- _TASK DIRECTIONS_
Set down the entries below exactly, leaving out all images.

[DATASET EXCERPTS — start]

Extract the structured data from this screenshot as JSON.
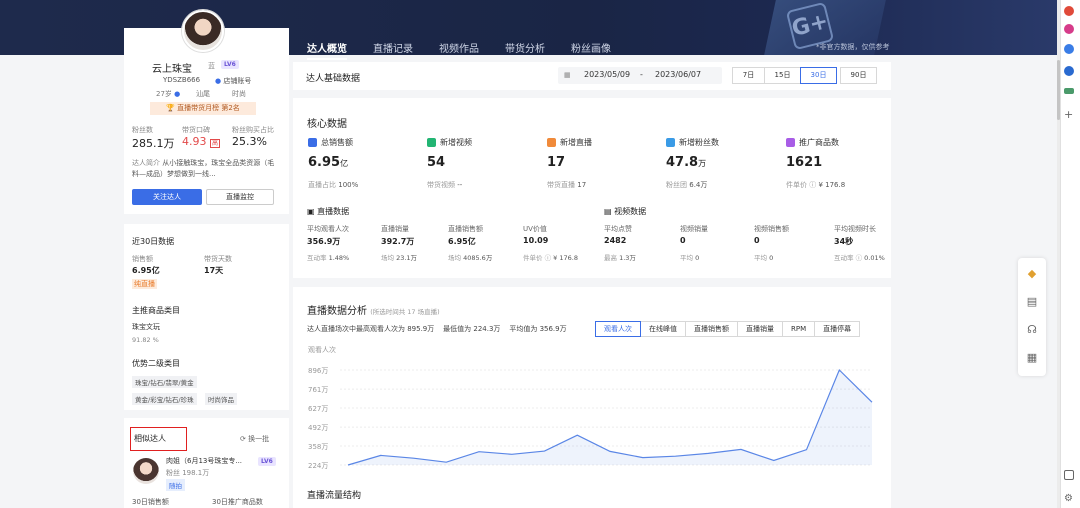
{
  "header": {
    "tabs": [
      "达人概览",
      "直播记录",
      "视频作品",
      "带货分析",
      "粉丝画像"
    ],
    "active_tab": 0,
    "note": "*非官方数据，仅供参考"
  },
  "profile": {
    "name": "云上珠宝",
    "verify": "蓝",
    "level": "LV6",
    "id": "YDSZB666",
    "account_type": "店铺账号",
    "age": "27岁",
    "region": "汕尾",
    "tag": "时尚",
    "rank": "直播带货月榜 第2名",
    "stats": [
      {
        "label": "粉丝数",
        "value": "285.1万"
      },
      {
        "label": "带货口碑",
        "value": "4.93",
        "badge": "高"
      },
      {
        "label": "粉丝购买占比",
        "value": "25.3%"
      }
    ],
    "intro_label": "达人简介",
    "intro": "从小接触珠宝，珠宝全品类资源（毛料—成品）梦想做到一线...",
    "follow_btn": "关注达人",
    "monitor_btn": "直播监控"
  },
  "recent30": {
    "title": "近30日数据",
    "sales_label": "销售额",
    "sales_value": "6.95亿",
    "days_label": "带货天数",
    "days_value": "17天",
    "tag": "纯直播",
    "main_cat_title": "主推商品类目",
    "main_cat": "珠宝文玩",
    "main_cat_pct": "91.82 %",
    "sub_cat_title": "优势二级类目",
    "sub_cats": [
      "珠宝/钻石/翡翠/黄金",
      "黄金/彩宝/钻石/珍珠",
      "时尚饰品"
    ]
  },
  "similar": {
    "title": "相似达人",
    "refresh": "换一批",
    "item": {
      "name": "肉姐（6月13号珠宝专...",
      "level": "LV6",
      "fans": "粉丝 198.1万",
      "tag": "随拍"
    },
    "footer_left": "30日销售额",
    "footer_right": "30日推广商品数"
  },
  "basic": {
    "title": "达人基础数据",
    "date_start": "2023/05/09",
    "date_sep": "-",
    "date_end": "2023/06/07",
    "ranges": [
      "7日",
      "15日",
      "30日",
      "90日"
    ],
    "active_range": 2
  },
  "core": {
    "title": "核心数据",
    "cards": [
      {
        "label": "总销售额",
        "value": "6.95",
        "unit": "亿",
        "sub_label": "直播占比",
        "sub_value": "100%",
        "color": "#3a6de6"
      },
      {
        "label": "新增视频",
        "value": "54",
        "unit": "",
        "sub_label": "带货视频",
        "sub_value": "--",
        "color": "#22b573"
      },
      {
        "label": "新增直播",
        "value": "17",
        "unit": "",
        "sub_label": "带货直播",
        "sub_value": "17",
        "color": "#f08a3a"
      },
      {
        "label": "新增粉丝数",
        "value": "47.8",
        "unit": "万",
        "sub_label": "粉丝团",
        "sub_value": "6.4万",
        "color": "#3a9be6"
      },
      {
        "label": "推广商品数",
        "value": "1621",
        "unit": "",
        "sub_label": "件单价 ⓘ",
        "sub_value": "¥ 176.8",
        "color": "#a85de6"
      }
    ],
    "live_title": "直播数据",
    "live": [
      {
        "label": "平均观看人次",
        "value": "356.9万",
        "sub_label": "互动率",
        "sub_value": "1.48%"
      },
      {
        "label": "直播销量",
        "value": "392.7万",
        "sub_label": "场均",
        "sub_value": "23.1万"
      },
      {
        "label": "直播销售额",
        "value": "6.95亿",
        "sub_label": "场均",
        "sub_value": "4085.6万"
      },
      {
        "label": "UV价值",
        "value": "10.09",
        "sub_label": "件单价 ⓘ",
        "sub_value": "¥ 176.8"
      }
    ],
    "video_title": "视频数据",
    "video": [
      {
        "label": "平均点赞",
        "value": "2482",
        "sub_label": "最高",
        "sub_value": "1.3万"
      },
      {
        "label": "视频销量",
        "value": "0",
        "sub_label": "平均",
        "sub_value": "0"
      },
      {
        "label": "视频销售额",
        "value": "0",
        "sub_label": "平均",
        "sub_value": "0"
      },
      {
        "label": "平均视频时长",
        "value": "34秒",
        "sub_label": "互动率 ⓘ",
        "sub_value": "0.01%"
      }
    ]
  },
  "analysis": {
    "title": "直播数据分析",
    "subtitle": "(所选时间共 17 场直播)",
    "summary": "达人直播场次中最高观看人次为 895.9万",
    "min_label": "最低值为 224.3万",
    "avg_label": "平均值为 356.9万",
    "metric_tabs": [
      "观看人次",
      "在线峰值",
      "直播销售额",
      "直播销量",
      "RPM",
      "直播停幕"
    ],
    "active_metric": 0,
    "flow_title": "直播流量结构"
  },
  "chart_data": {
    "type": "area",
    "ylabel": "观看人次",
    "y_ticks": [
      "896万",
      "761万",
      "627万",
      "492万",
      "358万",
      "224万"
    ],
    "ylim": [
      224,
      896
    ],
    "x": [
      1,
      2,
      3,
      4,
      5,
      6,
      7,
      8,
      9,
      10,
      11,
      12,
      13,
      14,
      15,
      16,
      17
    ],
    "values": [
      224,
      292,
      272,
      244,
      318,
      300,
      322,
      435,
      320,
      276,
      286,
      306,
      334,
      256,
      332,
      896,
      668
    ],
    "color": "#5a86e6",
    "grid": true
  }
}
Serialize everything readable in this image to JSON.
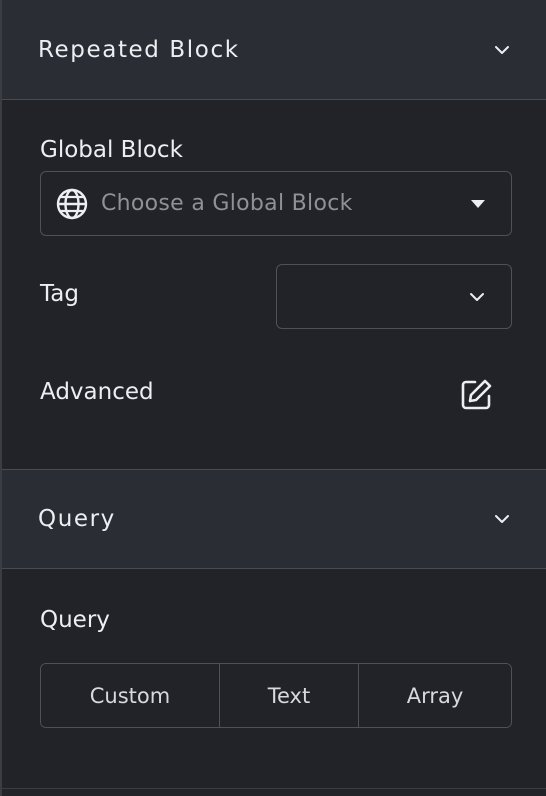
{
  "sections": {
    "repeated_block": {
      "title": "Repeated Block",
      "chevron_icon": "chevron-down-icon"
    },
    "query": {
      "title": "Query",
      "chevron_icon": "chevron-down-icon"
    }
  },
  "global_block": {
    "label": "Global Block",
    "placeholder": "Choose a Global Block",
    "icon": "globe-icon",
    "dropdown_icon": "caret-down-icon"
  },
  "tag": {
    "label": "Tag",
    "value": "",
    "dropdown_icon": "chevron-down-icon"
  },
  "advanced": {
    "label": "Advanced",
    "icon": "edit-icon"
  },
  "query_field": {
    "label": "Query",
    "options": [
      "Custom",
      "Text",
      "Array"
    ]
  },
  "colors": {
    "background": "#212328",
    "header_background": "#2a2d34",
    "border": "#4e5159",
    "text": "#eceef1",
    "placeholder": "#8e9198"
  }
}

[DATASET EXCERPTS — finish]

- _EXERCISE ANSWER_
Extract the structured data from this screenshot as JSON.
{
  "header": {
    "tabs": [
      "达人概览",
      "直播记录",
      "视频作品",
      "带货分析",
      "粉丝画像"
    ],
    "active_tab": 0,
    "note": "*非官方数据，仅供参考"
  },
  "profile": {
    "name": "云上珠宝",
    "verify": "蓝",
    "level": "LV6",
    "id": "YDSZB666",
    "account_type": "店铺账号",
    "age": "27岁",
    "region": "汕尾",
    "tag": "时尚",
    "rank": "直播带货月榜 第2名",
    "stats": [
      {
        "label": "粉丝数",
        "value": "285.1万"
      },
      {
        "label": "带货口碑",
        "value": "4.93",
        "badge": "高"
      },
      {
        "label": "粉丝购买占比",
        "value": "25.3%"
      }
    ],
    "intro_label": "达人简介",
    "intro": "从小接触珠宝，珠宝全品类资源（毛料—成品）梦想做到一线...",
    "follow_btn": "关注达人",
    "monitor_btn": "直播监控"
  },
  "recent30": {
    "title": "近30日数据",
    "sales_label": "销售额",
    "sales_value": "6.95亿",
    "days_label": "带货天数",
    "days_value": "17天",
    "tag": "纯直播",
    "main_cat_title": "主推商品类目",
    "main_cat": "珠宝文玩",
    "main_cat_pct": "91.82 %",
    "sub_cat_title": "优势二级类目",
    "sub_cats": [
      "珠宝/钻石/翡翠/黄金",
      "黄金/彩宝/钻石/珍珠",
      "时尚饰品"
    ]
  },
  "similar": {
    "title": "相似达人",
    "refresh": "换一批",
    "item": {
      "name": "肉姐（6月13号珠宝专...",
      "level": "LV6",
      "fans": "粉丝 198.1万",
      "tag": "随拍"
    },
    "footer_left": "30日销售额",
    "footer_right": "30日推广商品数"
  },
  "basic": {
    "title": "达人基础数据",
    "date_start": "2023/05/09",
    "date_sep": "-",
    "date_end": "2023/06/07",
    "ranges": [
      "7日",
      "15日",
      "30日",
      "90日"
    ],
    "active_range": 2
  },
  "core": {
    "title": "核心数据",
    "cards": [
      {
        "label": "总销售额",
        "value": "6.95",
        "unit": "亿",
        "sub_label": "直播占比",
        "sub_value": "100%",
        "color": "#3a6de6"
      },
      {
        "label": "新增视频",
        "value": "54",
        "unit": "",
        "sub_label": "带货视频",
        "sub_value": "--",
        "color": "#22b573"
      },
      {
        "label": "新增直播",
        "value": "17",
        "unit": "",
        "sub_label": "带货直播",
        "sub_value": "17",
        "color": "#f08a3a"
      },
      {
        "label": "新增粉丝数",
        "value": "47.8",
        "unit": "万",
        "sub_label": "粉丝团",
        "sub_value": "6.4万",
        "color": "#3a9be6"
      },
      {
        "label": "推广商品数",
        "value": "1621",
        "unit": "",
        "sub_label": "件单价 ⓘ",
        "sub_value": "¥ 176.8",
        "color": "#a85de6"
      }
    ],
    "live_title": "直播数据",
    "live": [
      {
        "label": "平均观看人次",
        "value": "356.9万",
        "sub_label": "互动率",
        "sub_value": "1.48%"
      },
      {
        "label": "直播销量",
        "value": "392.7万",
        "sub_label": "场均",
        "sub_value": "23.1万"
      },
      {
        "label": "直播销售额",
        "value": "6.95亿",
        "sub_label": "场均",
        "sub_value": "4085.6万"
      },
      {
        "label": "UV价值",
        "value": "10.09",
        "sub_label": "件单价 ⓘ",
        "sub_value": "¥ 176.8"
      }
    ],
    "video_title": "视频数据",
    "video": [
      {
        "label": "平均点赞",
        "value": "2482",
        "sub_label": "最高",
        "sub_value": "1.3万"
      },
      {
        "label": "视频销量",
        "value": "0",
        "sub_label": "平均",
        "sub_value": "0"
      },
      {
        "label": "视频销售额",
        "value": "0",
        "sub_label": "平均",
        "sub_value": "0"
      },
      {
        "label": "平均视频时长",
        "value": "34秒",
        "sub_label": "互动率 ⓘ",
        "sub_value": "0.01%"
      }
    ]
  },
  "analysis": {
    "title": "直播数据分析",
    "subtitle": "(所选时间共 17 场直播)",
    "summary": "达人直播场次中最高观看人次为 895.9万",
    "min_label": "最低值为 224.3万",
    "avg_label": "平均值为 356.9万",
    "metric_tabs": [
      "观看人次",
      "在线峰值",
      "直播销售额",
      "直播销量",
      "RPM",
      "直播停幕"
    ],
    "active_metric": 0,
    "flow_title": "直播流量结构"
  },
  "chart_data": {
    "type": "area",
    "ylabel": "观看人次",
    "y_ticks": [
      "896万",
      "761万",
      "627万",
      "492万",
      "358万",
      "224万"
    ],
    "ylim": [
      224,
      896
    ],
    "x": [
      1,
      2,
      3,
      4,
      5,
      6,
      7,
      8,
      9,
      10,
      11,
      12,
      13,
      14,
      15,
      16,
      17
    ],
    "values": [
      224,
      292,
      272,
      244,
      318,
      300,
      322,
      435,
      320,
      276,
      286,
      306,
      334,
      256,
      332,
      896,
      668
    ],
    "color": "#5a86e6",
    "grid": true
  }
}
Serialize everything readable in this image to JSON.
{
  "sections": {
    "repeated_block": {
      "title": "Repeated Block",
      "chevron_icon": "chevron-down-icon"
    },
    "query": {
      "title": "Query",
      "chevron_icon": "chevron-down-icon"
    }
  },
  "global_block": {
    "label": "Global Block",
    "placeholder": "Choose a Global Block",
    "icon": "globe-icon",
    "dropdown_icon": "caret-down-icon"
  },
  "tag": {
    "label": "Tag",
    "value": "",
    "dropdown_icon": "chevron-down-icon"
  },
  "advanced": {
    "label": "Advanced",
    "icon": "edit-icon"
  },
  "query_field": {
    "label": "Query",
    "options": [
      "Custom",
      "Text",
      "Array"
    ]
  },
  "colors": {
    "background": "#212328",
    "header_background": "#2a2d34",
    "border": "#4e5159",
    "text": "#eceef1",
    "placeholder": "#8e9198"
  }
}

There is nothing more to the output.